The Kremlin and its supporters have for years regarded Mr. Navalny as an enemy because of the investigations into graft by officials — including, most vividly, the former prime minister, Dmitri A. Medvedev — carried out by his Anti-Corruption Foundation. Unlike Mr. Putin, who for security reasons almost never uses the internet, Mr. Navalny has exploited social media to mobilize a large following.
Mr. Navalny, who often refers to Mr. Putin as the head of “a party of crooks and thieves,” largely appeals to younger Russians, particularly in larger cities like Moscow, but he has built up a network of offices across the country. Mr. Putin never mentions Mr. Navalny’s name in public, and state-controlled news outlets generally ignore him and his work.
But while feigning indifference, the Kremlin has repeatedly tried to silence Mr. Navalny, jailing him, accusing him of money laundering, and searching the homes and offices of his supporters.
The Russian Justice Ministry last October classified the Anti-Corruption Foundation as a “foreign agent,” a label frequently used by the Kremlin to stigmatize its critics as traitors.
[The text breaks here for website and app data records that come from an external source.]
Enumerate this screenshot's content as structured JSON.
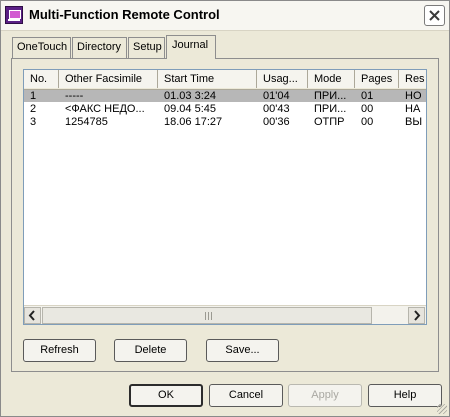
{
  "window": {
    "title": "Multi-Function Remote Control"
  },
  "tabs": [
    {
      "label": "OneTouch"
    },
    {
      "label": "Directory"
    },
    {
      "label": "Setup"
    },
    {
      "label": "Journal"
    }
  ],
  "journal": {
    "columns": [
      "No.",
      "Other Facsimile",
      "Start Time",
      "Usag...",
      "Mode",
      "Pages",
      "Res"
    ],
    "rows": [
      {
        "no": "1",
        "facsimile": "-----",
        "start": "01.03 3:24",
        "usage": "01'04",
        "mode": "ПРИ...",
        "pages": "01",
        "result": "НО"
      },
      {
        "no": "2",
        "facsimile": "<ФАКС НЕДО...",
        "start": "09.04 5:45",
        "usage": "00'43",
        "mode": "ПРИ...",
        "pages": "00",
        "result": "НА"
      },
      {
        "no": "3",
        "facsimile": "1254785",
        "start": "18.06 17:27",
        "usage": "00'36",
        "mode": "ОТПР",
        "pages": "00",
        "result": "ВЫ"
      }
    ],
    "buttons": {
      "refresh": "Refresh",
      "delete": "Delete",
      "save": "Save..."
    }
  },
  "dialog_buttons": {
    "ok": "OK",
    "cancel": "Cancel",
    "apply": "Apply",
    "help": "Help"
  }
}
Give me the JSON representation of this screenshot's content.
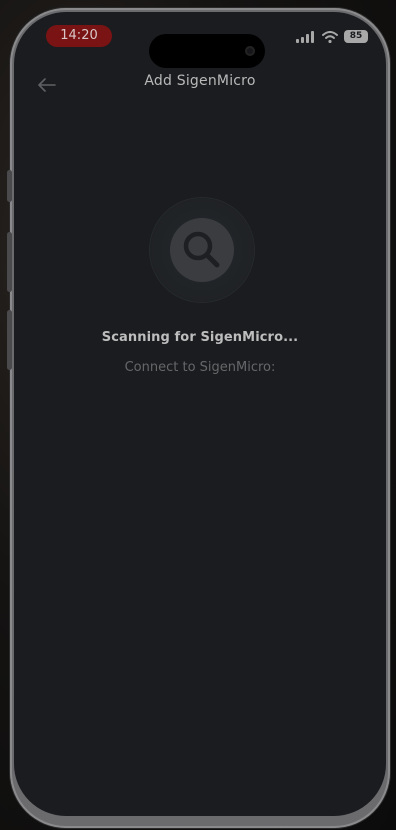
{
  "status_bar": {
    "time": "14:20",
    "battery": "85",
    "icons": [
      "cellular-signal-icon",
      "wifi-icon",
      "battery-icon"
    ]
  },
  "header": {
    "title": "Add SigenMicro",
    "back_icon": "back-arrow-icon"
  },
  "scan": {
    "icon": "search-icon",
    "title": "Scanning for SigenMicro...",
    "subtitle": "Connect to SigenMicro:"
  },
  "colors": {
    "screen_bg": "#1a1c1f",
    "time_pill": "#7a1414",
    "title_text": "#b9b9b9",
    "subtitle_text": "#656769"
  }
}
Mr. Navalny, like many other Kremlin critics, has reveled in the recent unrest in neighboring Belarus and also in the Russian Far East, seeing a sudden burst of protests in those places as a sign that Moscow, too, will emerge from its long, enforced political slumber under Mr. Putin, now in power for more than two decades.
Mr. Putin recently engineered constitutional changes that remove term limits requiring him to step down in 2024 and allow him to rule potentially until 2036. Mr. Navalny denounced the changes, endorsed in a tightly controlled nationwide vote, as a constitutional coup.
Mr. Navalny announced plans to run against Mr. Putin in the 2018 presidential election, but the authorities blocked his candidacy by entangling him in a criminal case involving corruption charges widely seen as trumped up for political reasons.
Mr. Putin would almost certainly have won any election against Mr. Navalny but wanted to avoid a straight contest that would have forced him to acknowledge the existence of a rival with different ideas.
Each assault on Mr. Navalny’s person and reputation, however, has only reaffirmed his position as the country’s best-known opposition leader and stirred sympathy for him even among those who do not trust or like him.
Yonette Joseph contributed reporting from Hong Kong.
Andrew Higgins is the Moscow bureau chief. He was on the team awarded the 2017 Pulitzer Prize in International Reporting, and led a team that won the same prize in 1999 while he was Moscow bureau chief for The Wall Street Journal.